Many credit unions limit who can join based on criteria like profession, employment, alumni status or other types of associations. Credit unions will usually cite eligibility requirements somewhere on their websites. Even if you don’t meet such requirements, however, you may be able to join some credit unions by making a one-time donation or paying an annual membership fee. It’s up to you to do the research: Find out which credit unions you are eligible to join and if the benefits outweigh the potential membership costs.

Branch locations

Many times, your credit union will have only a handful of locations, if that. Branches might be limited to a corporate campus (if you’re a member of your credit union by way of your employer) or some small geographic area. In some cases, a credit union may only exist online.

Lyn Alden, an investment strategist, points out that a national bank might be more convenient for those who move around as well.

“If you move frequently and don’t want to change banks each time,” Alden says, “then a nationwide bank might be a better fit for you than a geographically limited credit union.”

ATM options

Though credit union networks like CO-OP ATM and CO-OP Shared Branch gives members access to fee-free ATM transactions and banking services at a variety of ATMs, there are a number of credit unions that aren’t in this network. Of the roughly 5,700 credit unions that exist, only about 3,500 are in this shared network. If your credit union isn’t in the network, you’ll likely pay more in ATM fees.

Operating hours

Some credit unions are pretty small. If you’ll be making frequent trips to see a personal banker, you’d definitely want to check on the hours your branch will be open. Again, not all credit unions follow this pattern, so it’s useful to look into all the possibilities and constraints involving limited operations.


Credit unions don’t have deep pockets like their big-bank counterparts. Though technology adoption at credit unions is increasing, there’s still some lag in comparison with the traditional banking industry.

Some credit unions have been slow to adopt online platforms, mobile banking and other bank-related technologies. There’s a good chance that a given credit union will have painfully arcane online access options — or perhaps none at all.

Mobile banking isn’t the only thing lacking on the technology front. As of 2015, many credit unions had not yet  fully converted to chip-enabled cards.

Autonomy and governance

Credit unions are independent and run by a member-elected board and board-appointed committees, which can change credit union policies on lending criteria and even actual loan approval, according to the Federal Credit Union Handbook, published by NCUA. Though these entities are designed to act in the best interest of members, it’s important to know that the board or committees may change policies that you’ve become familiar with.

On the flip side, rigidity in the credit union’s board structure can cause lags when it comes to making progress on policies that might benefit members, says Kirk Drake, credit union consultant and author of “Credit Union 2.0.”

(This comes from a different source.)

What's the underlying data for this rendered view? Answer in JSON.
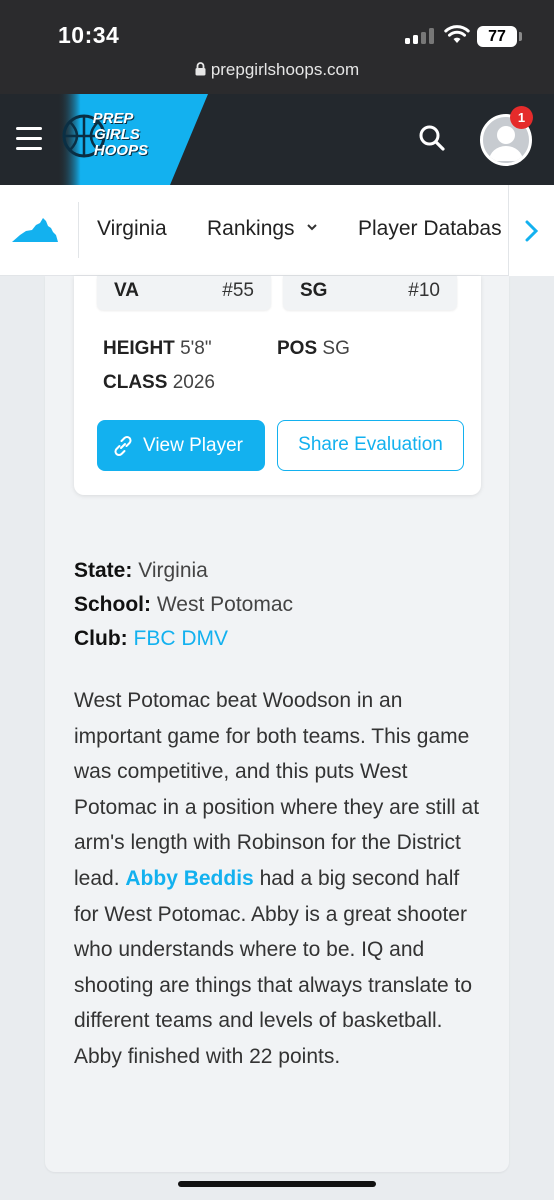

“Credit union boards tend to take especially conservative attitudes toward change,” Drake says. “Board members sometimes miss the fact that growth and change (and thus some level of risk-taking) are part of maintaining a healthy institution.”

Final thoughts

While credit unions have some drawbacks, it’s also true that they are gaining membership, according to figures from the NCUA. Many credit unions are advancing in ways that make them competitive with traditional banks, but that varies by organization.

If you’d like to do more research into whether a credit union or a bank will best meet your financial needs, here are some resources that can help guide your decision:

In the end, the decision to bank with a credit union comes down to individual preferences and needs. If you value high-touch customer service over convenience and ease of use, a credit union may be the answer. And if credit card rewards and accessibility are priorities, a big bank may be a better bet.